Knowledge Management – Not a Junk Drawer of Information

Imagine that you are at home and you receive an error message on your computer, laptop, tablet or whatever. You have never seen this error before, but like many people you ‘Google’ what the error means to point you in a particular direction to either resolve or ignore the message. Now move forward to Monday morning at work. If you were to receive this same message would you be in a position to leverage some form of knowledge base.


Why should there be any difference?


Provided your organization collects knowledge the main challenge that they may face is how to manage the data. Teams are capturing information and storing it somewhere, either in a portal, a group share, a wiki, or something completely different.

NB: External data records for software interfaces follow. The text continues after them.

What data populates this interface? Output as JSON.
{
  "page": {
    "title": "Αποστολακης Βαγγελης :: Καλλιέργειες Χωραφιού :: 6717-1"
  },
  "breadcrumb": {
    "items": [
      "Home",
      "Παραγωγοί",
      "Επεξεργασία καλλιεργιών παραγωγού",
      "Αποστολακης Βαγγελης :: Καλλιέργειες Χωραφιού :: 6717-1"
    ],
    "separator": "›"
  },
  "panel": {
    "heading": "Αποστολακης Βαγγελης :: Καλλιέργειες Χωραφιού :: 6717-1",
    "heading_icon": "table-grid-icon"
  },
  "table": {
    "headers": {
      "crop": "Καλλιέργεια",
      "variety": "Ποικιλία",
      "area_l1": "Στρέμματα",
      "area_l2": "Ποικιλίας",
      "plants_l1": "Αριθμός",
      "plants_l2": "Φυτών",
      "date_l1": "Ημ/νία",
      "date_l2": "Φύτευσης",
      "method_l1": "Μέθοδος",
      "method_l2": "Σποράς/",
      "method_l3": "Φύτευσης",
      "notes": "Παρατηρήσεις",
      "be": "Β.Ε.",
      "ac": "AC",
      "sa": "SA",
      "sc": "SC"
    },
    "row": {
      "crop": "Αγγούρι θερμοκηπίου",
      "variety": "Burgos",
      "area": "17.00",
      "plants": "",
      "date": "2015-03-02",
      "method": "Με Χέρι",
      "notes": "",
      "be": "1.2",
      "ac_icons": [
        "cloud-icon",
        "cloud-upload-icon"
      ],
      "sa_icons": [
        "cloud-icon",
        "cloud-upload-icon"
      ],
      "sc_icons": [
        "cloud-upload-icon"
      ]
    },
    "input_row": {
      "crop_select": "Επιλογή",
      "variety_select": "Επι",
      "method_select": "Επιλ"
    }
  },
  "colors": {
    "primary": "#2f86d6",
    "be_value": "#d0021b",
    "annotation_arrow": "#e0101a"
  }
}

While we don’t want to discourage the gathering of knowledge we need to ensure that this is done in a way which will provide value to operations teams and that it can remain relevant to continue to provide value over the long term. In other words, just because you say you have data doesn’t mean that you are managing it effectively.


This is why a knowledge management strategy needs to be outlined to determine what information is captured, how it will be used and who will ensure that it remains current. What we don’t want to happen is that the information is not utilized in a way which can improve the customer experience.


Once we have mastered how IT manages its knowledge we can apply this to our business counterparts. After all they are also capturing information in the same way IT does. The only difference is that IT enables these types of e-hoarders by continually adding space.


The overall goal is to use information collected either through tribal knowledge, data collection from incidents or input from our customer base to improve the overall delivery of service.